Thailand’s second biggest cement maker, Siam City Cement, reported lower fourth-quarter profits on Friday as expected after a stronger baht and higher shipping fees ate into exports. But the company, 32 percent owned by Swiss giant Holcim, still made a record full-year operating profit in 2003 due to higher cement prices during a house construction boom.
This year, an increase in government spending is likely to increase domestic cement demand 10-15 per cent and in 2005, analysts say, fuelling expectations of a similar rise in Siam City’s profits.
Siam City posted a fourth-quarter net profit of 670.6 million baht, down nearly five percent on the previous quarter and 23 percent lower than the same period the previous year, when results were lifted by sales of assets, such as property. The result took the company’s full-year net profit to 3.288 billion baht (US$84.4m), the biggest since 1998 when it made huge foreign exchange gains.
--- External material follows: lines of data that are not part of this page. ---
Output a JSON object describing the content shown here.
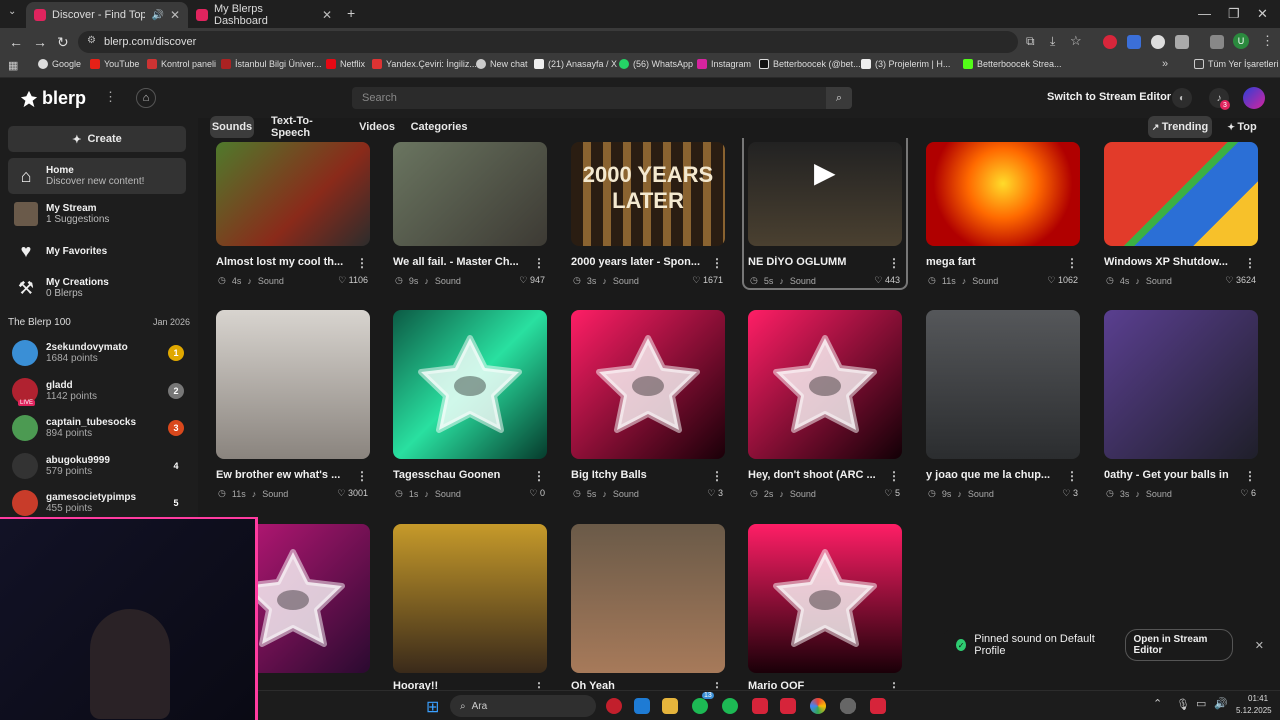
{
  "browser": {
    "tabs": [
      {
        "title": "Discover - Find Top Blerps",
        "active": true
      },
      {
        "title": "My Blerps Dashboard",
        "active": false
      }
    ],
    "new_tab": "+",
    "url": "blerp.com/discover",
    "bookmarks": [
      "Google",
      "YouTube",
      "Kontrol paneli",
      "İstanbul Bilgi Üniver...",
      "Netflix",
      "Yandex.Çeviri: İngiliz...",
      "New chat",
      "(21) Anasayfa / X",
      "(56) WhatsApp",
      "Instagram",
      "Betterboocek (@bet...",
      "(3) Projelerim | H...",
      "Betterboocek Strea..."
    ],
    "all_bookmarks": "Tüm Yer İşaretleri",
    "profile_initial": "U"
  },
  "header": {
    "logo": "blerp",
    "search_placeholder": "Search",
    "stream_editor": "Switch to Stream Editor",
    "notif_count": "3"
  },
  "filters": {
    "tabs": [
      "Sounds",
      "Text-To-Speech",
      "Videos",
      "Categories"
    ],
    "trending": "Trending",
    "top": "Top"
  },
  "sidebar": {
    "create": "Create",
    "nav": [
      {
        "title": "Home",
        "sub": "Discover new content!"
      },
      {
        "title": "My Stream",
        "sub": "1 Suggestions"
      },
      {
        "title": "My Favorites",
        "sub": ""
      },
      {
        "title": "My Creations",
        "sub": "0 Blerps"
      }
    ],
    "leaderboard_title": "The Blerp 100",
    "leaderboard_date": "Jan 2026",
    "leaders": [
      {
        "name": "2sekundovymato",
        "points": "1684 points",
        "rank": "1",
        "rank_color": "#e0a800"
      },
      {
        "name": "gladd",
        "points": "1142 points",
        "rank": "2",
        "rank_color": "#777777"
      },
      {
        "name": "captain_tubesocks",
        "points": "894 points",
        "rank": "3",
        "rank_color": "#d9481c"
      },
      {
        "name": "abugoku9999",
        "points": "579 points",
        "rank": "4",
        "rank_color": "#1d1d1d"
      },
      {
        "name": "gamesocietypimps",
        "points": "455 points",
        "rank": "5",
        "rank_color": "#1d1d1d"
      }
    ],
    "live_label": "LIVE"
  },
  "grid": {
    "sound_label": "Sound",
    "rows": [
      [
        {
          "title": "Almost lost my cool th...",
          "dur": "4s",
          "likes": "1106"
        },
        {
          "title": "We all fail. - Master Ch...",
          "dur": "9s",
          "likes": "947"
        },
        {
          "title": "2000 years later - Spon...",
          "dur": "3s",
          "likes": "1671"
        },
        {
          "title": "NE DİYO OGLUMM",
          "dur": "5s",
          "likes": "443"
        },
        {
          "title": "mega fart",
          "dur": "11s",
          "likes": "1062"
        },
        {
          "title": "Windows XP Shutdow...",
          "dur": "4s",
          "likes": "3624"
        }
      ],
      [
        {
          "title": "Ew brother ew what's ...",
          "dur": "11s",
          "likes": "3001"
        },
        {
          "title": "Tagesschau Goonen",
          "dur": "1s",
          "likes": "0"
        },
        {
          "title": "Big Itchy Balls",
          "dur": "5s",
          "likes": "3"
        },
        {
          "title": "Hey, don't shoot (ARC ...",
          "dur": "2s",
          "likes": "5"
        },
        {
          "title": "y joao que me la chup...",
          "dur": "9s",
          "likes": "3"
        },
        {
          "title": "0athy - Get your balls in",
          "dur": "3s",
          "likes": "6"
        }
      ],
      [
        {
          "title": "",
          "dur": "",
          "likes": ""
        },
        {
          "title": "Hooray!!",
          "dur": "",
          "likes": ""
        },
        {
          "title": "Oh Yeah",
          "dur": "",
          "likes": ""
        },
        {
          "title": "Mario OOF",
          "dur": "",
          "likes": ""
        }
      ]
    ],
    "thumb_text": "2000 YEARS LATER"
  },
  "toast": {
    "message": "Pinned sound on Default Profile",
    "button": "Open in Stream Editor"
  },
  "taskbar": {
    "search": "Ara",
    "time": "01:41",
    "date": "5.12.2025",
    "badge": "13"
  }
}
Its operating profit was 6.47 billion baht, up 24 per cent on 2002.
The company’s stock could rise 20-30 per cent this year, analysts say, especially if market talk of a deal with Holcim to buy a big cement maker in India comes to fruition (possibly Mangalam Cement). Analysts say Siam Cement is keen to make a foray into India on its own or with Holcim, but it has not given details of its plan.